Cleaner Gas Will Protect Children In Colorado From Harmful Smog

March 25, 2004
(25 March 2004 — Denver) Today the U.S. Environmental Protection Agency (EPA) announced that Denver and surrounding areas would be required to sell cleaner summertime gasoline to lower smog levels posing a health threat to children, individuals with asthma, the elderly, and those that work and exercise outdoors. The action would enforce, for the first time in the Front Range, a requirement in the 1990 Clean Air Act amendments that major metropolitan areas use cleaner gasoline to protect public health from summertime smog levels. EPA’s action follows the summer of 2003 when Denver and the Front Range experienced the most unhealthy smog pollution levels in a generation - with high pollution levels reaching all the way to Rocky Mountain National Park.

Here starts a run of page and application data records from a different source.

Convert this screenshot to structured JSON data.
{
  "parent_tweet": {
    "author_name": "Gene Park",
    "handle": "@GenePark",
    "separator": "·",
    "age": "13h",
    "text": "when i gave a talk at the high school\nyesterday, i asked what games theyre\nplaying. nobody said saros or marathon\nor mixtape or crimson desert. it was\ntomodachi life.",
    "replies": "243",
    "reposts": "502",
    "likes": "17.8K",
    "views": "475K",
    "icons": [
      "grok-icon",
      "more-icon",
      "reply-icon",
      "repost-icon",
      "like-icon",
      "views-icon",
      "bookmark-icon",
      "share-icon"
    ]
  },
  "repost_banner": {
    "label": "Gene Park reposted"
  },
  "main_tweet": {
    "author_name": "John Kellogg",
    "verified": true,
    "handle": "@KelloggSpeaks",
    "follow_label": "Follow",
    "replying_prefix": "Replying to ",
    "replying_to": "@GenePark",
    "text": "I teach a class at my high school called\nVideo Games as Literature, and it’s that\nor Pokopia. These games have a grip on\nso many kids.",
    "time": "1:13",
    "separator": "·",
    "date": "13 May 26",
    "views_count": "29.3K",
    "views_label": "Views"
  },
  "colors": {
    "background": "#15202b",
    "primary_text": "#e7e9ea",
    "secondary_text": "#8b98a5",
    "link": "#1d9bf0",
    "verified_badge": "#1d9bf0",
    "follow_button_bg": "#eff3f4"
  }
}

Smog or ground-level ozone forms when volatile organic compounds and oxides of nitrogen chemically interact in the presence of sunlight and heat.

“EPA’s momentous action is one of the most cost-effective and sensible steps that can be taken to help protect children with asthma, the elderly and the many Coloradoans that enjoy the great outdoors from the harmful smog pollution degrading their lungs, at a government estimated cost to consumers of only one half of one cent per gallon,” said Environmental Defense senior attorney Vickie Patton.

Lower volatility gasoline is widely used to cut smog air pollution in some 18 states and 225 counties nationwide, protecting 42 million people. Other western cities using lower volatility gasoline include Salt Lake City, Utah and Phoenix, Arizona.

In the summer of 2003, the Colorado Front Range experienced some of the most unhealthy smog pollution levels in a generation. The Rocky Flats monitor, for example, recorded 15 days with pollution levels above the federal health-based standard for ozone smog and 12 days at the National Renewable Energy Laboratory monitor in Golden.

The harmful pollution levels were far-reaching with the Longs Peak Ranger Station at Rocky Mountain National Park recording 7 days with pollution levels above the national health-based standard for ozone smog. Based on the 2001-2003 monitoring data, the Denver area violated the national health-based ozone smog standard. The federal standard limits ozone levels to 0.08 parts per million based on the fourth highest maximum concentration averaged over a three-year period.